===== Data records =====
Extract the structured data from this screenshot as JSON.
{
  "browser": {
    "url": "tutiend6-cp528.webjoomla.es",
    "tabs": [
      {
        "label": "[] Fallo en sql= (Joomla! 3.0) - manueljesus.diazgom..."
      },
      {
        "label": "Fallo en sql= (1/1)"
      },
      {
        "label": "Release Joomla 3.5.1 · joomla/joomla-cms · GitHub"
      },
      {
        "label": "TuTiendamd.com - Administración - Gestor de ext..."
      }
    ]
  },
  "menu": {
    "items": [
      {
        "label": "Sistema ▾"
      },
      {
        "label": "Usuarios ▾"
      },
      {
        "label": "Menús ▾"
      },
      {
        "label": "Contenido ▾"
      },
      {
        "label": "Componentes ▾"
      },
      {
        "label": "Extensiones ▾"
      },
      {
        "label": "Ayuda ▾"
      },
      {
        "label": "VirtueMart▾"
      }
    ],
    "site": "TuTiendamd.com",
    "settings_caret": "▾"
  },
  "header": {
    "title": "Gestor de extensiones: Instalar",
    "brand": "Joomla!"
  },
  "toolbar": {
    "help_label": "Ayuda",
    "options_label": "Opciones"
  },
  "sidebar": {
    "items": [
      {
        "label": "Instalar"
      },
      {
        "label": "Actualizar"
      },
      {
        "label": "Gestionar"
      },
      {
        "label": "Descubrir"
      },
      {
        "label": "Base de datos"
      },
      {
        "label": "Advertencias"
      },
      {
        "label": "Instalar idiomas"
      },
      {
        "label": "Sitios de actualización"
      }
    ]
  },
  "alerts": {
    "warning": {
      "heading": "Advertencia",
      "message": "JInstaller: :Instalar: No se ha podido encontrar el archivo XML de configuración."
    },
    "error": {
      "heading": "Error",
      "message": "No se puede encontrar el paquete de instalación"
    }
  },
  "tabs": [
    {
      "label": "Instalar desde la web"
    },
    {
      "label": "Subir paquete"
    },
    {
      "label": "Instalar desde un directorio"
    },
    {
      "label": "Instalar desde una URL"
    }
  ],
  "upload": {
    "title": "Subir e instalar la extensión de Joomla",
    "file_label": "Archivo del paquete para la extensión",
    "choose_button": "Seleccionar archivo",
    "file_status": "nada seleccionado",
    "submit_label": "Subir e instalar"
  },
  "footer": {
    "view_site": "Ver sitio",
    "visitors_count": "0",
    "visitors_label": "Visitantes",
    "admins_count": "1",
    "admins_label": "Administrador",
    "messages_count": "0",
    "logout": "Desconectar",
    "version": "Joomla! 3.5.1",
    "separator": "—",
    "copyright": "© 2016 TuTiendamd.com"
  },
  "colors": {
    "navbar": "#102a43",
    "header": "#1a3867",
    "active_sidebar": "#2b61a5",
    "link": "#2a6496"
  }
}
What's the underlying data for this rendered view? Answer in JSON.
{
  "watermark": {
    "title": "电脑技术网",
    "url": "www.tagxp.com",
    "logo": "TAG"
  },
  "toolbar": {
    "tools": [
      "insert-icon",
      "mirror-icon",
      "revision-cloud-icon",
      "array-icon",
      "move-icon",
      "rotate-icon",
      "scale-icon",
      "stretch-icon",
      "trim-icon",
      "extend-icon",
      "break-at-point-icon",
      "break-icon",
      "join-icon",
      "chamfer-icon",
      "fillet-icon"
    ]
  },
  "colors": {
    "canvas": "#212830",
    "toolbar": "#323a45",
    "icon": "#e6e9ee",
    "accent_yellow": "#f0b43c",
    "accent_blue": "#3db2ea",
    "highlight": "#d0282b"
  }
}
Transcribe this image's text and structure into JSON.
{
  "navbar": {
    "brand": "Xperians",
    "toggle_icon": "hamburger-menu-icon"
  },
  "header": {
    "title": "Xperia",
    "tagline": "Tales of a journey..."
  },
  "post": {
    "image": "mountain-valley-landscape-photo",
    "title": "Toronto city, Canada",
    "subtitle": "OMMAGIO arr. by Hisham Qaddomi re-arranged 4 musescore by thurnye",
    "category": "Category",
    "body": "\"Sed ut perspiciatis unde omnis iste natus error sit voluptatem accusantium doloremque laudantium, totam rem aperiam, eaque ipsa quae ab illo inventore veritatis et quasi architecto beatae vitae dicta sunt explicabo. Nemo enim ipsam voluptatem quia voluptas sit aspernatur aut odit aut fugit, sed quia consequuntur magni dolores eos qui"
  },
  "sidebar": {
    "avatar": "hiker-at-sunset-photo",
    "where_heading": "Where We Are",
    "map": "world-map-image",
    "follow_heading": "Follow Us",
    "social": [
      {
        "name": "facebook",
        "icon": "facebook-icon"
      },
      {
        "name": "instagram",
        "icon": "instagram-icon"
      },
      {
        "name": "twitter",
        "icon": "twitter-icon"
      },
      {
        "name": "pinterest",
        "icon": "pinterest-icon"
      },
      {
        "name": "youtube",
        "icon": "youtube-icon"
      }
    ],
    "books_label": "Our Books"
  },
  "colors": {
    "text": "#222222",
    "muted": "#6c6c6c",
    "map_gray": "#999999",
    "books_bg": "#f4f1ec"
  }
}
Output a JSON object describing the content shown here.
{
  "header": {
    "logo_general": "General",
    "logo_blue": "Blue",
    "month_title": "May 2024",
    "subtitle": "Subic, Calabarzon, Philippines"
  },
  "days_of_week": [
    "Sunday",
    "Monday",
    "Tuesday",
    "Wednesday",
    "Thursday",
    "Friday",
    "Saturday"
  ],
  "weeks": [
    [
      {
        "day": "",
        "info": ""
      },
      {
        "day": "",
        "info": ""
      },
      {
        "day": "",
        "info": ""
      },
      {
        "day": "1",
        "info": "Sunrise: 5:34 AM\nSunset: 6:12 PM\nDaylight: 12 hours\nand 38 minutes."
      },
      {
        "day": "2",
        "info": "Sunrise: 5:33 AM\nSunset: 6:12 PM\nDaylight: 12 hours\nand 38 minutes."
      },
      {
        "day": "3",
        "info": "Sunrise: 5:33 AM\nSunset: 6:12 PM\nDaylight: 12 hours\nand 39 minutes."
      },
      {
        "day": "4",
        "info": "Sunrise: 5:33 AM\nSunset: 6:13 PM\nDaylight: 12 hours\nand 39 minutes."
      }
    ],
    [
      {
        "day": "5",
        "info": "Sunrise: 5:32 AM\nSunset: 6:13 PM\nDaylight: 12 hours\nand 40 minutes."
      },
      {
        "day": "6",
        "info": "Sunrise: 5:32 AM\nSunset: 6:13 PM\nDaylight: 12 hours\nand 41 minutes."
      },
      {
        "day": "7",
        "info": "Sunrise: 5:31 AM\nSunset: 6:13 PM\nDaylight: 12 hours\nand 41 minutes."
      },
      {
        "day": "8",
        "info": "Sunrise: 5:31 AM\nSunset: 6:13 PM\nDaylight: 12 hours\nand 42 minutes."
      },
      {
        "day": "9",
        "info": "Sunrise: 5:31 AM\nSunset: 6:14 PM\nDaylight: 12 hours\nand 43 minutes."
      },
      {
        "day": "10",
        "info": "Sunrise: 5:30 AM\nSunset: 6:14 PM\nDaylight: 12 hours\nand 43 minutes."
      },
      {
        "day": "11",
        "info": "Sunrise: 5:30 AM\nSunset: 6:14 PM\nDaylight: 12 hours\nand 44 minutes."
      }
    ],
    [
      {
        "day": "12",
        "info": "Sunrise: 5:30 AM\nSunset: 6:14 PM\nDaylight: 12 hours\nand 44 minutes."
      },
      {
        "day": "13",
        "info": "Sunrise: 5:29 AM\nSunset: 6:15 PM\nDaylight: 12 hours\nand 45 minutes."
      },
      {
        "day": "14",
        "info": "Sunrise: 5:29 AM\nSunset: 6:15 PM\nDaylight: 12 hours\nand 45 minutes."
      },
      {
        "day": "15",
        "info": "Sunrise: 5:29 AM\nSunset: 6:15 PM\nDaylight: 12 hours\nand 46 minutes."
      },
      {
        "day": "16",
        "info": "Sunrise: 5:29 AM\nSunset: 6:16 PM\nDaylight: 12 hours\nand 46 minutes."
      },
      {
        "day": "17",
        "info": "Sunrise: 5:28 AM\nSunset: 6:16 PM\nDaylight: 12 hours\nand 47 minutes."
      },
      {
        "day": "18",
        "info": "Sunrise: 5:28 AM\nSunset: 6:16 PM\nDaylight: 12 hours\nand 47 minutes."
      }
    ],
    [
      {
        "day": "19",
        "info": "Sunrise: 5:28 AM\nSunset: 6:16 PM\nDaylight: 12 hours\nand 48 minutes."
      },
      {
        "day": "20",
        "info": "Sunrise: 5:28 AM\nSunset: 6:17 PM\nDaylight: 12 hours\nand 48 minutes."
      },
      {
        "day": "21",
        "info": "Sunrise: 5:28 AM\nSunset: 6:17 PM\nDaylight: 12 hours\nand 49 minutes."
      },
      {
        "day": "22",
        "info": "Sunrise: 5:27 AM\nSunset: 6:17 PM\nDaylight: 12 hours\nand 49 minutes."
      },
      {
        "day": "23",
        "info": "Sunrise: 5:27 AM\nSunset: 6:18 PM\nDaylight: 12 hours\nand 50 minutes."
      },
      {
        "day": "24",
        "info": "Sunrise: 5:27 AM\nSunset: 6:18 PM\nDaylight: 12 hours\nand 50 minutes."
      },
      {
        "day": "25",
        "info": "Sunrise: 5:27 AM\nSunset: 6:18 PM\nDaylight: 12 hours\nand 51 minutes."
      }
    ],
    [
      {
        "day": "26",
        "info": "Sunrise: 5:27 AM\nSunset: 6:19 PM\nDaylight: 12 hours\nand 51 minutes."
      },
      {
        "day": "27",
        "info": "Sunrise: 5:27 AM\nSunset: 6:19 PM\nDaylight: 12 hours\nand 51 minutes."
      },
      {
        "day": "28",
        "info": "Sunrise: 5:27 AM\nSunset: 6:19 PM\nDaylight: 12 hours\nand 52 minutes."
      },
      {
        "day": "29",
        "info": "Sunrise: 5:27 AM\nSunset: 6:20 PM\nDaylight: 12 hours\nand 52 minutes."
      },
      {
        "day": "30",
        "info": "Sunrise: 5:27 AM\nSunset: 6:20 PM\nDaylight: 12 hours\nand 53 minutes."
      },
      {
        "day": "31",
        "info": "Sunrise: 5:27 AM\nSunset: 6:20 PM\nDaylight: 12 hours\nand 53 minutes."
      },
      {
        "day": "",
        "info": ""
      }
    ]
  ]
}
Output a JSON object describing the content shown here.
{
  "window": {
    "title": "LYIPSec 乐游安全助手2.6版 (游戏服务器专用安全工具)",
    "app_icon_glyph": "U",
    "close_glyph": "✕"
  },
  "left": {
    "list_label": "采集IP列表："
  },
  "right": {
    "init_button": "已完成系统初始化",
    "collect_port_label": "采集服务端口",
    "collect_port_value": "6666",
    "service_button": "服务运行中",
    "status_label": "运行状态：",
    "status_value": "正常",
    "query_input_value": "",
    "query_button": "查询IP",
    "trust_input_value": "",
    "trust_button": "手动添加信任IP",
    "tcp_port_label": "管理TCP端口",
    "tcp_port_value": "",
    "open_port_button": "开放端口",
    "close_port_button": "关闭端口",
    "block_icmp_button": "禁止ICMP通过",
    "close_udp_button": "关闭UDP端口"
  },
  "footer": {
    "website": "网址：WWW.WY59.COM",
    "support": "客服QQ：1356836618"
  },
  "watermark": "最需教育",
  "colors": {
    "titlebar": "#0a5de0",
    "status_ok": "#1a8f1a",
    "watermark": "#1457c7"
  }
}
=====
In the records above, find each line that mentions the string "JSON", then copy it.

Reply to the task:
Extract the structured data from this screenshot as JSON.
What's the underlying data for this rendered view? Answer in JSON.
Transcribe this image's text and structure into JSON.
Output a JSON object describing the content shown here.
Output a JSON object describing the content shown here.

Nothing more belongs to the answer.